(Component data from apps and pages)
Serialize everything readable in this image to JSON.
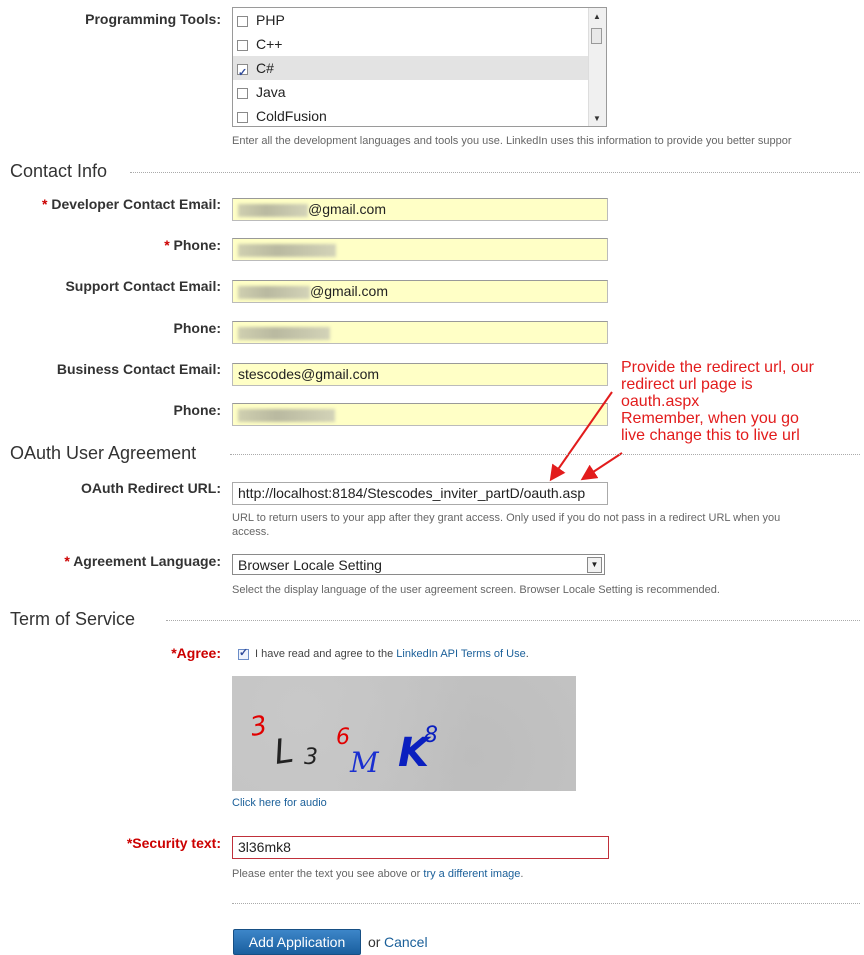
{
  "programming_tools": {
    "label": "Programming Tools:",
    "options": [
      {
        "label": "PHP",
        "checked": false
      },
      {
        "label": "C++",
        "checked": false
      },
      {
        "label": "C#",
        "checked": true
      },
      {
        "label": "Java",
        "checked": false
      },
      {
        "label": "ColdFusion",
        "checked": false
      }
    ],
    "help": "Enter all the development languages and tools you use. LinkedIn uses this information to provide you better suppor"
  },
  "contact_info": {
    "title": "Contact Info",
    "dev_email_label": "Developer Contact Email:",
    "dev_email_value": "@gmail.com",
    "dev_phone_label": "Phone:",
    "support_email_label": "Support Contact Email:",
    "support_email_value": "@gmail.com",
    "support_phone_label": "Phone:",
    "business_email_label": "Business Contact Email:",
    "business_email_value": "stescodes@gmail.com",
    "business_phone_label": "Phone:"
  },
  "oauth": {
    "title": "OAuth User Agreement",
    "redirect_label": "OAuth Redirect URL:",
    "redirect_value": "http://localhost:8184/Stescodes_inviter_partD/oauth.asp",
    "redirect_help_1": "URL to return users to your app after they grant access. Only used if you do not pass in a redirect URL when you",
    "redirect_help_2": "access.",
    "language_label": "Agreement Language:",
    "language_value": "Browser Locale Setting",
    "language_help": "Select the display language of the user agreement screen. Browser Locale Setting is recommended."
  },
  "annotation": {
    "line1": "Provide the redirect url, our",
    "line2": "redirect url page is",
    "line3": "oauth.aspx",
    "line4": "Remember, when you go",
    "line5": "live change this to live url",
    "color": "#e21c1c"
  },
  "terms": {
    "title": "Term of Service",
    "agree_label": "*Agree:",
    "agree_text": "I have read and agree to the ",
    "agree_link": "LinkedIn API Terms of Use",
    "agree_end": ".",
    "captcha_text": "3L36MK8",
    "audio_link": "Click here for audio",
    "security_label": "*Security text:",
    "security_value": "3l36mk8",
    "security_help": "Please enter the text you see above or ",
    "security_help_link": "try a different image",
    "security_help_end": "."
  },
  "actions": {
    "submit_label": "Add Application",
    "or_text": "or",
    "cancel_label": "Cancel"
  },
  "colors": {
    "accent": "#1a5f99",
    "field_bg": "#ffffc6",
    "required": "#cc0000"
  }
}
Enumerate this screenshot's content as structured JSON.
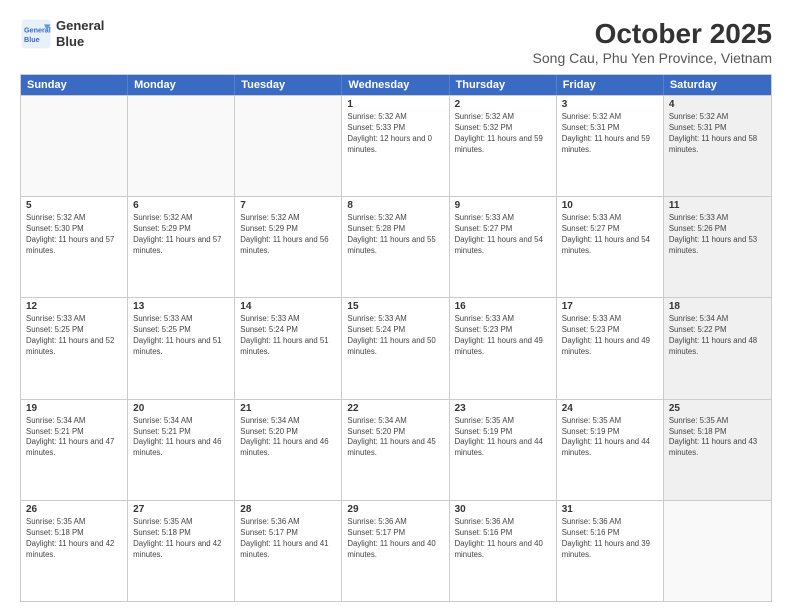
{
  "header": {
    "logo_line1": "General",
    "logo_line2": "Blue",
    "month": "October 2025",
    "location": "Song Cau, Phu Yen Province, Vietnam"
  },
  "days_of_week": [
    "Sunday",
    "Monday",
    "Tuesday",
    "Wednesday",
    "Thursday",
    "Friday",
    "Saturday"
  ],
  "weeks": [
    [
      {
        "day": "",
        "sunrise": "",
        "sunset": "",
        "daylight": "",
        "empty": true
      },
      {
        "day": "",
        "sunrise": "",
        "sunset": "",
        "daylight": "",
        "empty": true
      },
      {
        "day": "",
        "sunrise": "",
        "sunset": "",
        "daylight": "",
        "empty": true
      },
      {
        "day": "1",
        "sunrise": "Sunrise: 5:32 AM",
        "sunset": "Sunset: 5:33 PM",
        "daylight": "Daylight: 12 hours and 0 minutes.",
        "empty": false
      },
      {
        "day": "2",
        "sunrise": "Sunrise: 5:32 AM",
        "sunset": "Sunset: 5:32 PM",
        "daylight": "Daylight: 11 hours and 59 minutes.",
        "empty": false
      },
      {
        "day": "3",
        "sunrise": "Sunrise: 5:32 AM",
        "sunset": "Sunset: 5:31 PM",
        "daylight": "Daylight: 11 hours and 59 minutes.",
        "empty": false
      },
      {
        "day": "4",
        "sunrise": "Sunrise: 5:32 AM",
        "sunset": "Sunset: 5:31 PM",
        "daylight": "Daylight: 11 hours and 58 minutes.",
        "empty": false,
        "shaded": true
      }
    ],
    [
      {
        "day": "5",
        "sunrise": "Sunrise: 5:32 AM",
        "sunset": "Sunset: 5:30 PM",
        "daylight": "Daylight: 11 hours and 57 minutes.",
        "empty": false
      },
      {
        "day": "6",
        "sunrise": "Sunrise: 5:32 AM",
        "sunset": "Sunset: 5:29 PM",
        "daylight": "Daylight: 11 hours and 57 minutes.",
        "empty": false
      },
      {
        "day": "7",
        "sunrise": "Sunrise: 5:32 AM",
        "sunset": "Sunset: 5:29 PM",
        "daylight": "Daylight: 11 hours and 56 minutes.",
        "empty": false
      },
      {
        "day": "8",
        "sunrise": "Sunrise: 5:32 AM",
        "sunset": "Sunset: 5:28 PM",
        "daylight": "Daylight: 11 hours and 55 minutes.",
        "empty": false
      },
      {
        "day": "9",
        "sunrise": "Sunrise: 5:33 AM",
        "sunset": "Sunset: 5:27 PM",
        "daylight": "Daylight: 11 hours and 54 minutes.",
        "empty": false
      },
      {
        "day": "10",
        "sunrise": "Sunrise: 5:33 AM",
        "sunset": "Sunset: 5:27 PM",
        "daylight": "Daylight: 11 hours and 54 minutes.",
        "empty": false
      },
      {
        "day": "11",
        "sunrise": "Sunrise: 5:33 AM",
        "sunset": "Sunset: 5:26 PM",
        "daylight": "Daylight: 11 hours and 53 minutes.",
        "empty": false,
        "shaded": true
      }
    ],
    [
      {
        "day": "12",
        "sunrise": "Sunrise: 5:33 AM",
        "sunset": "Sunset: 5:25 PM",
        "daylight": "Daylight: 11 hours and 52 minutes.",
        "empty": false
      },
      {
        "day": "13",
        "sunrise": "Sunrise: 5:33 AM",
        "sunset": "Sunset: 5:25 PM",
        "daylight": "Daylight: 11 hours and 51 minutes.",
        "empty": false
      },
      {
        "day": "14",
        "sunrise": "Sunrise: 5:33 AM",
        "sunset": "Sunset: 5:24 PM",
        "daylight": "Daylight: 11 hours and 51 minutes.",
        "empty": false
      },
      {
        "day": "15",
        "sunrise": "Sunrise: 5:33 AM",
        "sunset": "Sunset: 5:24 PM",
        "daylight": "Daylight: 11 hours and 50 minutes.",
        "empty": false
      },
      {
        "day": "16",
        "sunrise": "Sunrise: 5:33 AM",
        "sunset": "Sunset: 5:23 PM",
        "daylight": "Daylight: 11 hours and 49 minutes.",
        "empty": false
      },
      {
        "day": "17",
        "sunrise": "Sunrise: 5:33 AM",
        "sunset": "Sunset: 5:23 PM",
        "daylight": "Daylight: 11 hours and 49 minutes.",
        "empty": false
      },
      {
        "day": "18",
        "sunrise": "Sunrise: 5:34 AM",
        "sunset": "Sunset: 5:22 PM",
        "daylight": "Daylight: 11 hours and 48 minutes.",
        "empty": false,
        "shaded": true
      }
    ],
    [
      {
        "day": "19",
        "sunrise": "Sunrise: 5:34 AM",
        "sunset": "Sunset: 5:21 PM",
        "daylight": "Daylight: 11 hours and 47 minutes.",
        "empty": false
      },
      {
        "day": "20",
        "sunrise": "Sunrise: 5:34 AM",
        "sunset": "Sunset: 5:21 PM",
        "daylight": "Daylight: 11 hours and 46 minutes.",
        "empty": false
      },
      {
        "day": "21",
        "sunrise": "Sunrise: 5:34 AM",
        "sunset": "Sunset: 5:20 PM",
        "daylight": "Daylight: 11 hours and 46 minutes.",
        "empty": false
      },
      {
        "day": "22",
        "sunrise": "Sunrise: 5:34 AM",
        "sunset": "Sunset: 5:20 PM",
        "daylight": "Daylight: 11 hours and 45 minutes.",
        "empty": false
      },
      {
        "day": "23",
        "sunrise": "Sunrise: 5:35 AM",
        "sunset": "Sunset: 5:19 PM",
        "daylight": "Daylight: 11 hours and 44 minutes.",
        "empty": false
      },
      {
        "day": "24",
        "sunrise": "Sunrise: 5:35 AM",
        "sunset": "Sunset: 5:19 PM",
        "daylight": "Daylight: 11 hours and 44 minutes.",
        "empty": false
      },
      {
        "day": "25",
        "sunrise": "Sunrise: 5:35 AM",
        "sunset": "Sunset: 5:18 PM",
        "daylight": "Daylight: 11 hours and 43 minutes.",
        "empty": false,
        "shaded": true
      }
    ],
    [
      {
        "day": "26",
        "sunrise": "Sunrise: 5:35 AM",
        "sunset": "Sunset: 5:18 PM",
        "daylight": "Daylight: 11 hours and 42 minutes.",
        "empty": false
      },
      {
        "day": "27",
        "sunrise": "Sunrise: 5:35 AM",
        "sunset": "Sunset: 5:18 PM",
        "daylight": "Daylight: 11 hours and 42 minutes.",
        "empty": false
      },
      {
        "day": "28",
        "sunrise": "Sunrise: 5:36 AM",
        "sunset": "Sunset: 5:17 PM",
        "daylight": "Daylight: 11 hours and 41 minutes.",
        "empty": false
      },
      {
        "day": "29",
        "sunrise": "Sunrise: 5:36 AM",
        "sunset": "Sunset: 5:17 PM",
        "daylight": "Daylight: 11 hours and 40 minutes.",
        "empty": false
      },
      {
        "day": "30",
        "sunrise": "Sunrise: 5:36 AM",
        "sunset": "Sunset: 5:16 PM",
        "daylight": "Daylight: 11 hours and 40 minutes.",
        "empty": false
      },
      {
        "day": "31",
        "sunrise": "Sunrise: 5:36 AM",
        "sunset": "Sunset: 5:16 PM",
        "daylight": "Daylight: 11 hours and 39 minutes.",
        "empty": false
      },
      {
        "day": "",
        "sunrise": "",
        "sunset": "",
        "daylight": "",
        "empty": true,
        "shaded": true
      }
    ]
  ]
}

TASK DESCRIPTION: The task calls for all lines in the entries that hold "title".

RESPONSE AREA:
    "title": "Contact Info",
    "title": "OAuth User Agreement",
    "title": "Term of Service",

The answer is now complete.